There were more clashes Tuesday between Palestinian factions in the Gaza Strip. VOA's Jim Teeple reports at least five Hamas militants were wounded in the fighting, which came just three days after Palestinian factions agreed to a truce.
Violence broke out after five Hamas militants were seized by Fatah militants loyal to Palestinian President Mahmoud Abbas. The five were later released but attacked as they left the area where they had been detained.
The clashes came after the two factions agreed to a truce several days ago. Tension have risen dramatically since Saturday, when President Abbas said a Hamas force of about 6,000 gunmen known as the Executive Force was illegal and must be immediately integrated into Palestinian security forces under his direct control. Hamas officials have rejected the call saying efforts to disband the force would be resisted.
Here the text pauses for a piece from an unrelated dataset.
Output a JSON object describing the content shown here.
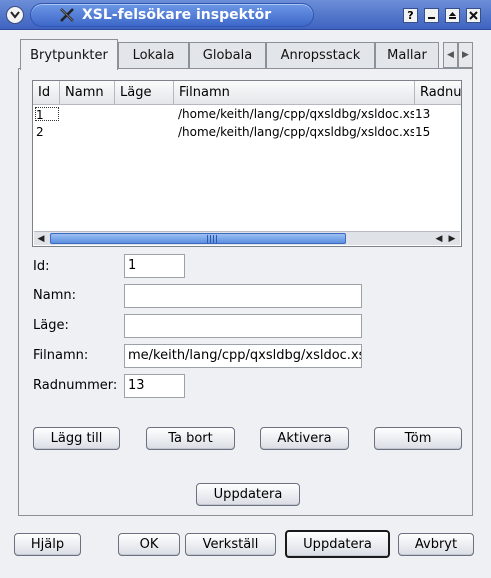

Fatah militants in the West Bank have also stepped attacks against Hamas officials and sympathizers in the West Bank, where Hamas is considerably weaker than in the Gaza Strip. Atta Abu Remelleh, a leading Fatah militia leader near the West Bank city of Jenin says Fatah will not allow the situation in the West Bank to deteriorate as it has in Gaza.
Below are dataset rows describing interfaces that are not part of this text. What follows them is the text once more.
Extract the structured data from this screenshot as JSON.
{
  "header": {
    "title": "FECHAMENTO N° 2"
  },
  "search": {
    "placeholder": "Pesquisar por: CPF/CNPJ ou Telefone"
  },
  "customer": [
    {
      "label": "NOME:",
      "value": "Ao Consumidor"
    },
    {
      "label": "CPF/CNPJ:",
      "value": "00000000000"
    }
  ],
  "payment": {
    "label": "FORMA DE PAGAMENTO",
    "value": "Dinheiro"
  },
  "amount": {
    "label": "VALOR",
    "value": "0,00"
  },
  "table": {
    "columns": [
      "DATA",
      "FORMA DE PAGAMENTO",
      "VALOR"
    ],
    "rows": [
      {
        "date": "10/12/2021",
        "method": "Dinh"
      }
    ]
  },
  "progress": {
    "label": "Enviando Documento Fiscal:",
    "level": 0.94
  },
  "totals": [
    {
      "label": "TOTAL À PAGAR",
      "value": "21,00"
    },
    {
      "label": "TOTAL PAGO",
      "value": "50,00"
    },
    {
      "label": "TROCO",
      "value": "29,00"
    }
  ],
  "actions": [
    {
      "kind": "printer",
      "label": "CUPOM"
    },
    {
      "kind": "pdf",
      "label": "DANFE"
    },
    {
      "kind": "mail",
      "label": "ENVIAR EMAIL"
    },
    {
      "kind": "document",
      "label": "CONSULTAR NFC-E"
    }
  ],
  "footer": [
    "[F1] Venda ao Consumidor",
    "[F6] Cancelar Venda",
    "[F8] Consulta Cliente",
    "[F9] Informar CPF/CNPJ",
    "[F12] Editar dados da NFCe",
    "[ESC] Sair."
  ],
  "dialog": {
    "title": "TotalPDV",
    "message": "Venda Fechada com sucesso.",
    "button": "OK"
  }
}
Remelleh says the situation in Gaza is beginning to resemble Iraq and Fatah will not allow that to happen in the West Bank.
Fatah and Hamas have been feuding ever since Hamas won legislative elections one year ago, taking control of the Palestinian Authority. Talks between the two factions to create a coalition government collapsed in December, and President Abbas, said he would call new legislative and presidential elections - to decide once and for all who governs the Palestinian territories - Fatah or Hamas. Hamas called the move illegal, and effectively a coup.
Violence in the Gaza Strip spiked last week when Hamas militants killed a senior Fatah security official and seven of his bodyguards in a rocket attack on the officials' home in Gaza. Shortly before he was killed the official phoned a Palestinian television station on his cell phone - which broadcast his pleas for help to a large audience - raising tensions to a new level.
Meanwhile, a Palestinian militant group that is one of three organizations claiming to hold an Israeli soldier captured on the Gaza border last June said Tuesday the soldier, Gilad Shalit, was in good health and is being treated well. The group known as the Palestinian Resistance Committees says however that Shalit will not be released unless Israel agrees to release more than 1,000 Palestinian prisoners from Israeli jails. Israel's Prime Minister Ehud Olmert has said he is prepared to release some Palestinians in exchange for Shalit. However Israeli officials said recently there had been no significant progress in Egyptian-brokered negotiations aimed at prisoner swap.